What he couldn’t use around the house, he would sell for money on the side. He was the bartering king when it came to machinery, and often there was a new motorcycle or truck parked out in front of our house—a jalopy of rust to us, but for him his latest pride and joy, until he would stumble upon another great find.
As a little girl, I wanted to be close to my father. The smell of wool and gasoline and woodstoves, became associated with his comfort. And I was a curious one when it came to the various shapes of alloy scrap metal or oily boxes of bolts and screws; sometimes crawling beneath the low undercarriages of cars with him, much to aggravation of my mother, who scrubbed hard to get the grease out of my Polly Flinder’s dresses.
After only a few months of living in that house, my father managed to build a 1963 Volvo from the ground up, from used parts he had dug up at the yards. He built it for my mother, as she read to him the Chilton manual, page by page.
Written instructions were lost on him, and diagrams were only as good if he didn’t have to read the assembly steps. He could conceptualize arrangements and blueprints as well as any college-taught engineer, but the only place he could process and record this knowledge was in his head.
He learned to compensate for his impairments, and over time learned to not just get by in life, but use his hands-on intelligence to his benefit.
Next month, I will receive my master’s degree in creative writing from Southern New Hampshire University, after having recently finished my first novel-length manuscript. I could say my father couldn’t be prouder and he has been my biggest fan, but all that is obvious statement-making.

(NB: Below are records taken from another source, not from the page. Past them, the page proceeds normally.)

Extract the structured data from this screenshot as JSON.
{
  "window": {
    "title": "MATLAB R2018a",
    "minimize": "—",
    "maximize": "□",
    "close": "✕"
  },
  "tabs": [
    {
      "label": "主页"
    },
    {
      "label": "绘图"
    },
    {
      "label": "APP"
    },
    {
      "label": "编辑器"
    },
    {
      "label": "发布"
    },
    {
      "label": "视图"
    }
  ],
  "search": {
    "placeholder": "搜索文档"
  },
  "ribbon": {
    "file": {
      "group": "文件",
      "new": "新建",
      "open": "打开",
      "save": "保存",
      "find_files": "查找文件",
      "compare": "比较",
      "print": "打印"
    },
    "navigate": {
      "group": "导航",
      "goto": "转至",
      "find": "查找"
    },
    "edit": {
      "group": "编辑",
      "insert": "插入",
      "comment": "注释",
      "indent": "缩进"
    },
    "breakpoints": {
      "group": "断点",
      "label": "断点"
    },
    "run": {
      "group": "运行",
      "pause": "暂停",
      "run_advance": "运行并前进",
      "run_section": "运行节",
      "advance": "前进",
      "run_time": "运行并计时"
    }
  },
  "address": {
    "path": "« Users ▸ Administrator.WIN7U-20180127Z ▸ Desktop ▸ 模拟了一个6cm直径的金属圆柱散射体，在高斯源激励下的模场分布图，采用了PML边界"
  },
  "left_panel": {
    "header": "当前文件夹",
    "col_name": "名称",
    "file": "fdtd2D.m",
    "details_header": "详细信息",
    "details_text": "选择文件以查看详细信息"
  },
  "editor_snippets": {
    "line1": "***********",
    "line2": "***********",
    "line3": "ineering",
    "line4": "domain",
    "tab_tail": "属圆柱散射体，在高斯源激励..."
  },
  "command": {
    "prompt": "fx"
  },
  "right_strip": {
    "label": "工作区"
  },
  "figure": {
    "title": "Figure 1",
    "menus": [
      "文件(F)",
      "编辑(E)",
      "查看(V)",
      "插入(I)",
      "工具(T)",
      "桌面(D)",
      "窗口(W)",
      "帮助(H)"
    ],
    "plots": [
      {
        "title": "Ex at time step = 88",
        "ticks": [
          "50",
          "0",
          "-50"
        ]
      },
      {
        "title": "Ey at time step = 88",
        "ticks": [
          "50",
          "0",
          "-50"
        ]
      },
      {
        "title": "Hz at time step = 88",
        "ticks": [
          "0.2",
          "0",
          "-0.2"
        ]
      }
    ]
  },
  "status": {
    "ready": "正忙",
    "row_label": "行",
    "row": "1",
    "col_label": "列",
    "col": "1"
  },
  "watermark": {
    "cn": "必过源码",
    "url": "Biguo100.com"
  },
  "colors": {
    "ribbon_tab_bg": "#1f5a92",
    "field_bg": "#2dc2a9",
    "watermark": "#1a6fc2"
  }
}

What I can say is that some of my dearest moments spent with my father have been reading to him things I have written, and how his eyes smile when we can have discussions about the different ways in which we view the world around us. Some of these very conversations end up continuing late into the evenings, after dinner has been scraped from our plates, and the whisky cabinet is unlocked. I read to him essays and poetry, and he loves to hear me talk about art and history.
“I’m kind of an artist too,” he tells me. “These hands can do a lot.”
I know this and I’m proud of him being who he is.
Through the years, I’ve learned a kind of useful mechanics from my father, very different than the grammatical kind taught in schools. In turn, I have helped to familiarize him with a computer, and how to surf the web like a pro. Sites like Craigslist keep his side business of selling fixer-uppers going, and Facebook has given him more confidence in communicating with written words.
There are still mistakes here and there that Spellcheck doesn’t quite catch, but then I remind him that I’ve been studying English as a student for years and I still don’t always get it right the first time, and that seems to give us a nice laugh.
Lately, we’ve been going over legal, financial, and medical documents together. I see him getting older and I’m the only one he trusts these days to handle such important personal information. I’m glad I can assist him, and he knows he can depend on me.
At thirty, I still have that card somewhere. Just like I know he’s kept every single birthday or Father’s Day card my mother would have my sister and I sign before she stuck them in the mail to send to him.
As I think about why I write, why I love doing it, it occurs to me: I write for him, in part, and for the people who can appreciate a story, but can’t necessarily put it down on paper. It’s because the irony in having a father who can’t read and write shapes me as a person and an artist. And it’s because with all the words I have learned and retained, and for how much I aim to explain how my father has inspired me, I know that keeping it simple is the best way of saying what I really mean.
And what I mean is there will always be the little girl inside of me, looking up to my father.
—Photo by Collector Car Ads/Flickr